The plywood back support ended up being just fine (instead of using a metal piece), but before I put the straps on the front it was still a little wobbly and the shelves were not sturdy on the ends...I swallowed down my panic and moved on...
I cut a spacer to the length of how far I wanted my straps from the edge. I believe I cut it at 4''. Then I held it in place while I drilled them on with my Simpson Strong Tie 1 1/4'' Wafer Head self tapping Screws, love these. I still had some left over from my Rustic Industrial Media Console. They went in perfectly and once I had the metal steps on all my fears were washed away, it was rock solid. Phew!
For the feet I used a countersinking bit and drilled four holes. Then I drilled in my 2'' screws. Good think I counter sunk them so nice and deep, ha ha ;) Really you don't need it that deep, I got a little excited...
To finish, I added three coats of poly sanding with 400 grit between coats 1 and 2, for a nice smooth finish.
And finished!! I decided to stage it in my living room first so I could have better light.
I love that this modern shelf fits smaller books and home decor items very nicely. It would be perfect for DVD's or video games if you wanted to use it for media storage, it is about the same width as my kid's Video Game Storage that I built from drawers.
Once I put it in my room I tried several different options on my staging...still not the best at this!
I think that I need lessons, or maybe someday all my practice will turn into perfect...hee hee, in my dreams!

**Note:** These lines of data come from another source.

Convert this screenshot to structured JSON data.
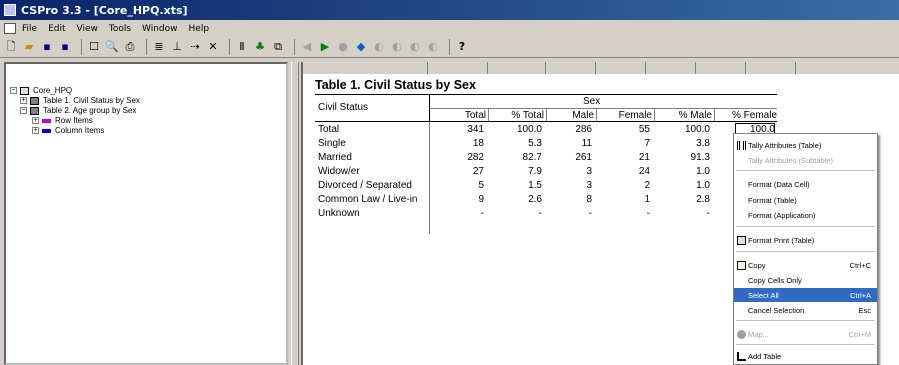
{
  "window": {
    "title": "CSPro 3.3 - [Core_HPQ.xts]"
  },
  "menu": [
    "File",
    "Edit",
    "View",
    "Tools",
    "Window",
    "Help"
  ],
  "toolbar_icons": [
    "new-icon",
    "open-icon",
    "save-icon",
    "save-all-icon",
    "view-icon",
    "print-preview-icon",
    "print-icon",
    "tree-icon",
    "add-table-icon",
    "run-icon",
    "delete-icon",
    "tally-icon",
    "area-icon",
    "copy-icon",
    "back-icon",
    "forward-icon",
    "stop-icon",
    "map-icon",
    "chart1-icon",
    "chart2-icon",
    "chart3-icon",
    "chart4-icon",
    "help-icon"
  ],
  "tree": {
    "root": "Core_HPQ",
    "table1": "Table 1. Civil Status by Sex",
    "table2": "Table 2. Age group by Sex",
    "row_items": "Row Items",
    "column_items": "Column Items"
  },
  "table": {
    "title": "Table 1. Civil Status by Sex",
    "stub_header": "Civil Status",
    "spanner": "Sex",
    "columns": [
      "Total",
      "% Total",
      "Male",
      "Female",
      "% Male",
      "% Female"
    ],
    "rows": [
      {
        "label": "Total",
        "values": [
          "341",
          "100.0",
          "286",
          "55",
          "100.0",
          "100.0"
        ]
      },
      {
        "label": "Single",
        "values": [
          "18",
          "5.3",
          "11",
          "7",
          "3.8",
          ""
        ]
      },
      {
        "label": "Married",
        "values": [
          "282",
          "82.7",
          "261",
          "21",
          "91.3",
          ""
        ]
      },
      {
        "label": "Widow/er",
        "values": [
          "27",
          "7.9",
          "3",
          "24",
          "1.0",
          ""
        ]
      },
      {
        "label": "Divorced / Separated",
        "values": [
          "5",
          "1.5",
          "3",
          "2",
          "1.0",
          ""
        ]
      },
      {
        "label": "Common Law / Live-in",
        "values": [
          "9",
          "2.6",
          "8",
          "1",
          "2.8",
          ""
        ]
      },
      {
        "label": "Unknown",
        "values": [
          "-",
          "-",
          "-",
          "-",
          "-",
          ""
        ]
      }
    ]
  },
  "context_menu": {
    "tally_table": "Tally Attributes (Table)",
    "tally_subtable": "Tally Attributes (Subtable)",
    "format_data_cell": "Format (Data Cell)",
    "format_table": "Format (Table)",
    "format_application": "Format (Application)",
    "format_print": "Format Print (Table)",
    "copy": "Copy",
    "copy_sc": "Ctrl+C",
    "copy_cells_only": "Copy Cells Only",
    "select_all": "Select All",
    "select_all_sc": "Ctrl+A",
    "cancel_selection": "Cancel Selection",
    "cancel_sc": "Esc",
    "map": "Map...",
    "map_sc": "Ctrl+M",
    "add_table": "Add Table"
  },
  "colors": {
    "title_bar": "#0a246a",
    "selection": "#316ac5",
    "row_items_icon": "#c000c0",
    "column_items_icon": "#0000c0"
  }
}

Here is a shot of how it looks now! I recently added my Fabric and Wood wall hanging above it and it looks so sweet!
Can you see why it needed to be so narrow? This is a major walkway from my Master Closet to my bathroom.